 A “conspicuous success”: Policing the ‘riots’ of 1980-81
Simon Peplow (University of Exeter)

From Brixton to Orgreave: Tracing the creation of ACPO’s ‘Tactical Options Manual’ for public order policing
Jac St John (University of St. Andrews)

The impact of John Alderton’s community policing on Devon and Cornwall policing – the lost PACE legacy
Judith Rowbotham (University of Plymouth)

New definitions of ‘subversion’: the Thatcherite state and the security agencies during the Miners’ strike
Phil Rawsthorne (Edge Hill University)

 

F2       Analysing criminal justice patterns

Like ripples on a pond? The geography of the Bloody Code in England, 1760 – 1830

John Walliss (Liverpool Hope University)

 

What counts? Summary justice and criminal indictments at Great Yarmouth, 1839 – 1941
Helen Rogers (Liverpool John Moores University)

 

“Criminals incapable of reform?”: The inmates of Sydney’s prison island, 1839-1869
Katherine Roscoe (University of London)

 

Maidstone convict prison: A 1911 snapshot
Ben Bethell (Birkbeck, University of London)

 

F3       Crime and the Empire

Military-related crime in Jamaica during the 1920s and 1930s: Questions of race, masculinity and nationhood
Richard Smith (Goldsmiths, University of London)

“My God there is nobody to help me”: The policing of British Uitlanders in Johannesburg, 1886 – 1899
Cornelis Muller (Sol Plaatje University, South Africa)

The abolition of the death penalty in British Overseas Territories
James Campbell (University of Leicester)

First World War civilian POW camps in Great Britain, Canada and the Caribbean
Mark Minenko (Kings College London)


4.10 – 5.30

G1       Infanticide and child murder

Paternal Child Killing and the Use of the Insanity Plea, 1900 to 1939
Jessica Butler (University of Liverpool)

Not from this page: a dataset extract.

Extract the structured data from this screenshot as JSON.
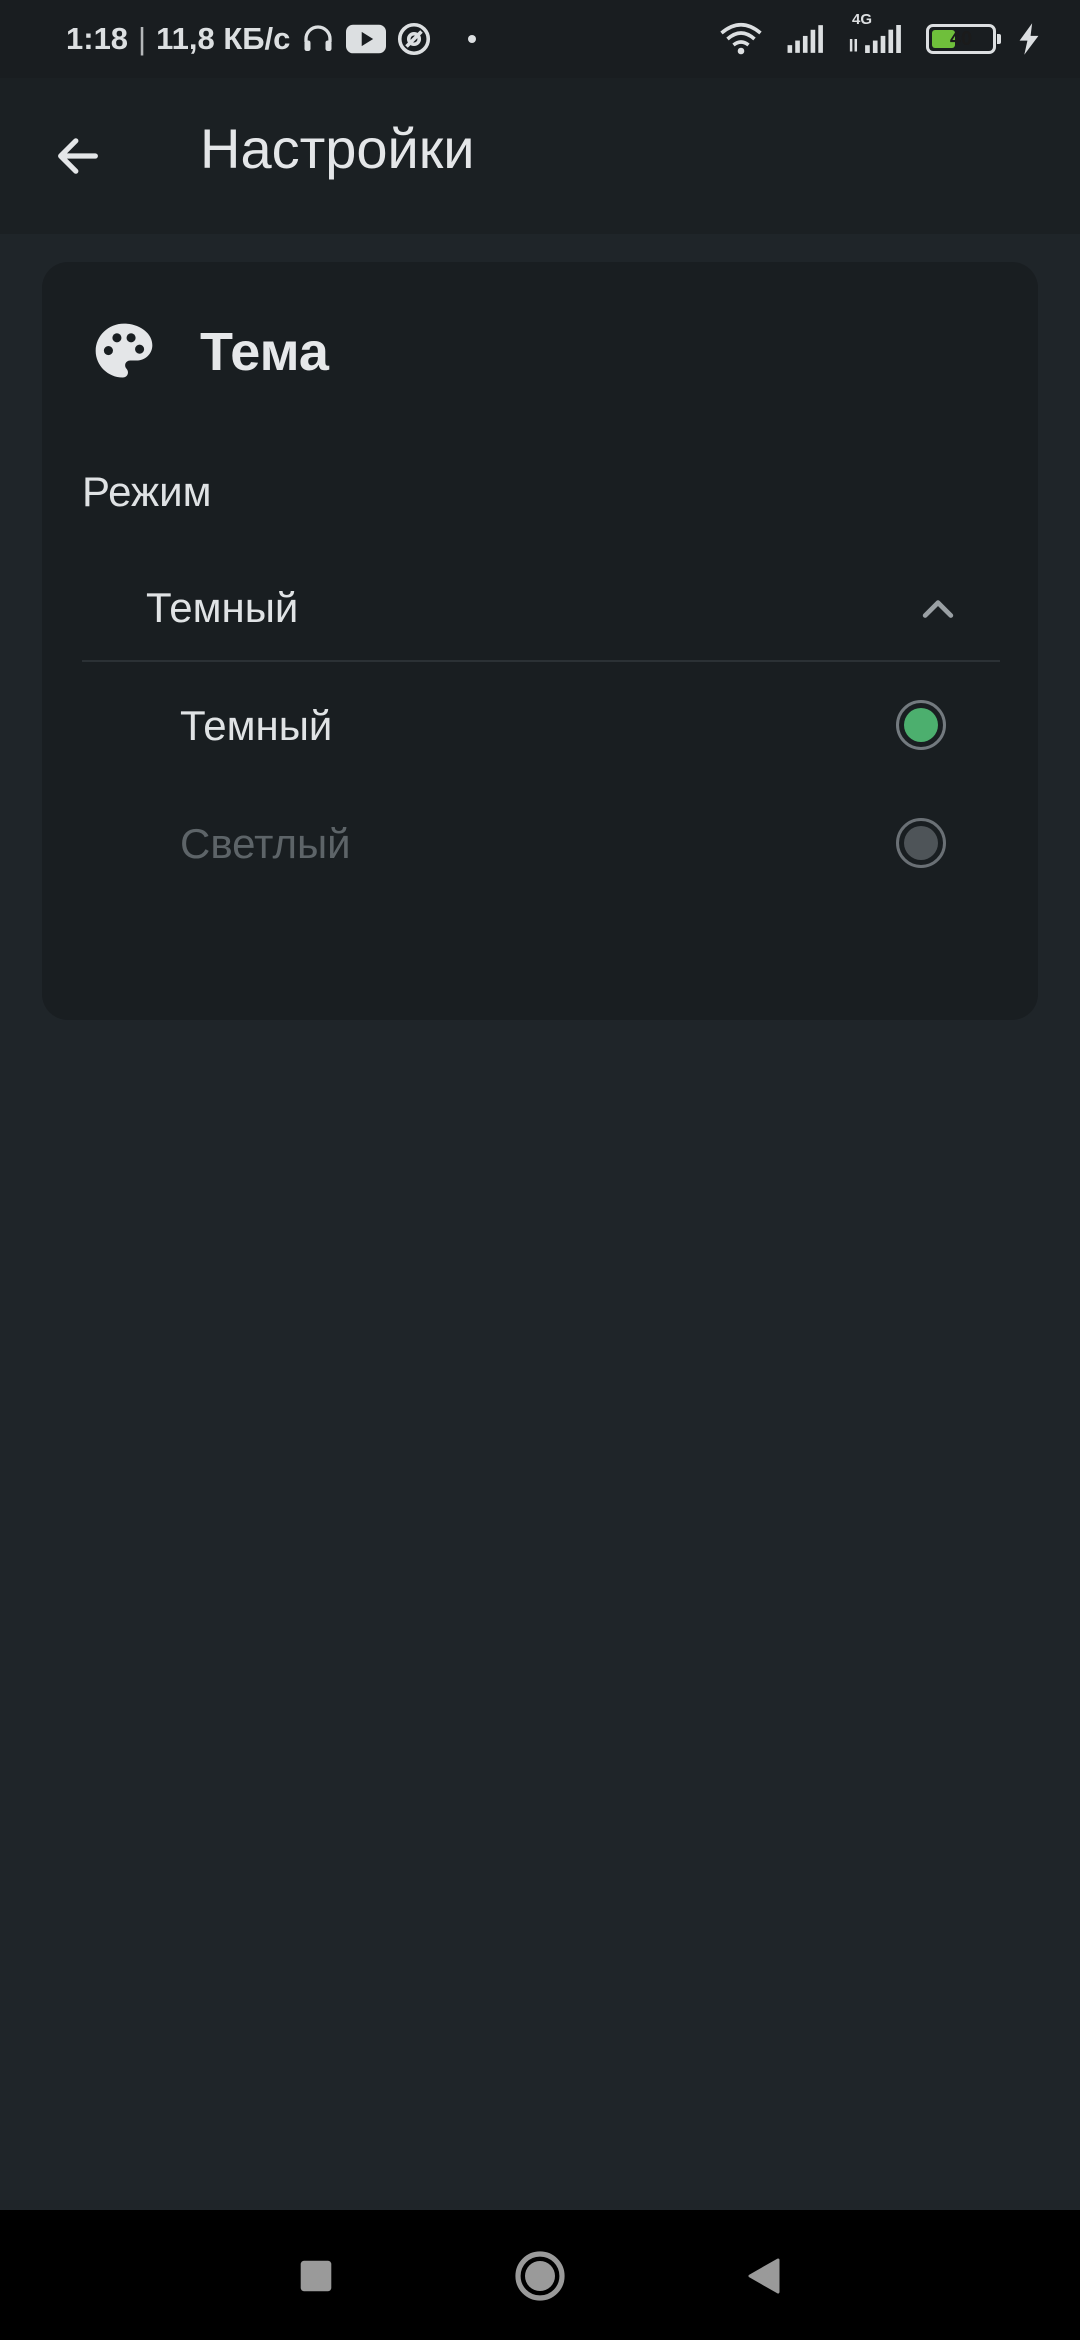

Infanticide and medical jurisprudence in Victorian Edinburgh: The Jessie King case
Kelly-Ann Couzens (University of Western Australia)

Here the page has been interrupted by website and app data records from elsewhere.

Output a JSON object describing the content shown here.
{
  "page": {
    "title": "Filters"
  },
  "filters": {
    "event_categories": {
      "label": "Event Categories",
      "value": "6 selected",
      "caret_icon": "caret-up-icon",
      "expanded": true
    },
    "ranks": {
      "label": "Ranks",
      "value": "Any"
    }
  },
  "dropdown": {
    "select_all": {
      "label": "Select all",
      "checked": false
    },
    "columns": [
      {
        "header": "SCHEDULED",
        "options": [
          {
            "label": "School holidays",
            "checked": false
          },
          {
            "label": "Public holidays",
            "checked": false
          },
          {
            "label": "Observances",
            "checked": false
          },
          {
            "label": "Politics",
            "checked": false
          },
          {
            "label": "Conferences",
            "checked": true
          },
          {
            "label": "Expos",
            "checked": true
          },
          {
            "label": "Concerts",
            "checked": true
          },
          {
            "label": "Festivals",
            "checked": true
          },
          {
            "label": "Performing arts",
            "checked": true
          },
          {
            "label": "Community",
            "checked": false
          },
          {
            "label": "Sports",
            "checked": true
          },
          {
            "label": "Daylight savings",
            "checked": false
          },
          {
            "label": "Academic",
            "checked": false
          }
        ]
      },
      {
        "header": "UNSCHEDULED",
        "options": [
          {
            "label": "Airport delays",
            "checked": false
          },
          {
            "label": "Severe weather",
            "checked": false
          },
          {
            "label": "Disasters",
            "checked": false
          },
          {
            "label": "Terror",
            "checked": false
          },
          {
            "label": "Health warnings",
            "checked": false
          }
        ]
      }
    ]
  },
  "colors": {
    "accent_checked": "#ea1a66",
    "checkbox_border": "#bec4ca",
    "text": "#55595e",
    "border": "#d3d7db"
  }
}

Modernity and ‘baby-farming’: Privatised commerce of motherhood and respectability in Victorian England
Joshua Stuart-Bennett (University of Leicester)

 

G2       Judicial activity and discretion

Why were so few wreckers ever convicted?
Andrew Brown (University of Wales)

Continuity or crisis? English judicial activity during the Black Death
Stephanie Brown (University of Cambridge)

Professional judges and laypersons in criminal trials: A comparative and historical perspective
Claudia Passarella (University of Padova, Italy)